It’s as if Halsey has shown me it’s ok for the rebel and the innocent, joyful child in me can coexist. Heck, I’ve even started to see that the way Halsey’s explored many different genres and collaborations parallels with the different kinds of people in my life that I love. Halsey’s the only artist who’s collaborated with Juice Wrld (who my brother loves) and Kelsea Ballerini (who my friend Katie loves). I think it’s pretty special to be a person who’s open to breaking down musical barriers.
It’s wild to have this realization after a concert, but I mean, there’s a reason Maggie Rogers did her dissertation on the idea that art is a form of spiritual practice. Anyway, if you’ve misunderstood Halsey, I encourage you to explore their catalog. As for me, here are some songs that helped me learn to appreciate Halsey’s artistry:
This is honestly the main song I think of with Halsey’s tumblr era. I love this song because as cringy as it feels to proclaim “cigarettes and tiny liquor bottles” as “New Americana”, she’s not wrong to call that out. It feels anthemic and an early sign of Halsey’s ability to write bangers.
I recently heard this song and was blown away by the production choices. Literally, how did I miss this song. It feels so glamorous in its sadness. Sure there’s a thread of “famous person problems” in the song, but there’s also a thread of relatability in being lonely/misunderstood though you’re surrounded by a lot of people. A really underrated and solid song.
I HATE EVERYBODY
The way this song sounds like me coming to terms with my problematic behavior after the two breakups I dealt with in the last 3 years. I’ve definitely been wrestling with my ability to give and receive love and how it’s never gonna be perfect. I kinda ventured into nihilistic territory earlier this year by isolating myself and shaking my fist at humanity, but I realized that I don’t actually hate everybody. But I do hate being so self-aware that I forget to have fun.

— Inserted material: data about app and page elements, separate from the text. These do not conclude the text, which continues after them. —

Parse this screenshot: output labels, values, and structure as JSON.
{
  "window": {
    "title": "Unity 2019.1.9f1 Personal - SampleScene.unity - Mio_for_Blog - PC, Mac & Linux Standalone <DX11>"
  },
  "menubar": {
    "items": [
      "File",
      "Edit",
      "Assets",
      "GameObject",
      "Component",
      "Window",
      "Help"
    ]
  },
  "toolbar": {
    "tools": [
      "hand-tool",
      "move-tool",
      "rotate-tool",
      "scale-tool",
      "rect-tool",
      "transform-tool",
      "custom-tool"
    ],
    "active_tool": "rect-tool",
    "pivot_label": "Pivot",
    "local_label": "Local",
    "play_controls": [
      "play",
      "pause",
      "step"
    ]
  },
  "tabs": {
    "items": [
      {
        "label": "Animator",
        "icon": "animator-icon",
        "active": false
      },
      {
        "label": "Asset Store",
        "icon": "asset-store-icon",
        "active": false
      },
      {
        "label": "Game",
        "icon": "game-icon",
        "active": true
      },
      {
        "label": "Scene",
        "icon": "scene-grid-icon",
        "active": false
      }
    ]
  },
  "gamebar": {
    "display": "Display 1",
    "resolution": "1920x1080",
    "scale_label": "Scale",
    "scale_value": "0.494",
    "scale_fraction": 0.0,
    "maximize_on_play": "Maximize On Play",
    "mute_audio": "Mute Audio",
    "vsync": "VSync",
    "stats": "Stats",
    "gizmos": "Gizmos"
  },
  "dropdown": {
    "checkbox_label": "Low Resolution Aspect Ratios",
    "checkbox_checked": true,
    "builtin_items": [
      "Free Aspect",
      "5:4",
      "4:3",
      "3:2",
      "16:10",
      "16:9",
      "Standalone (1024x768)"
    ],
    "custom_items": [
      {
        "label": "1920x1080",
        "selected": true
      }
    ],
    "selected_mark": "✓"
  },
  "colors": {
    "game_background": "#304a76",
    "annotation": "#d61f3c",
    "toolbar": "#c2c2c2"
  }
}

This sweet song from Halsey made me profusely cry during the concert and it was unexpected. First of all, she literally made a painting while signing full force, so that was cool. But I think this song hit for me because of the way it portrays the relationship dynamic where you can open up to someone and be vulnerable in a safe place.
I am not a woman, I’m a god
The production in this song gives me chills. The way those industrial synths progressively come in gets me every time. Special shoutout to producers Trent Reznor and Atticus Ross for that I guess. I struggled with appreciating this song for a while because I couldn’t relate to the hubris of calling myself a god, or so I thought. The chorus starts with the hubris and then follows up with “I am not a martyr, I’m a problem” — which like, is there anything more human to feel powerful for a few seconds and immediately humbled as a powerless human being? I’ve come to feel this song as an expression of my human woman-ness: the powerful in potential but also incredibly broken self. Ending the show/tour with this song was really cathartic.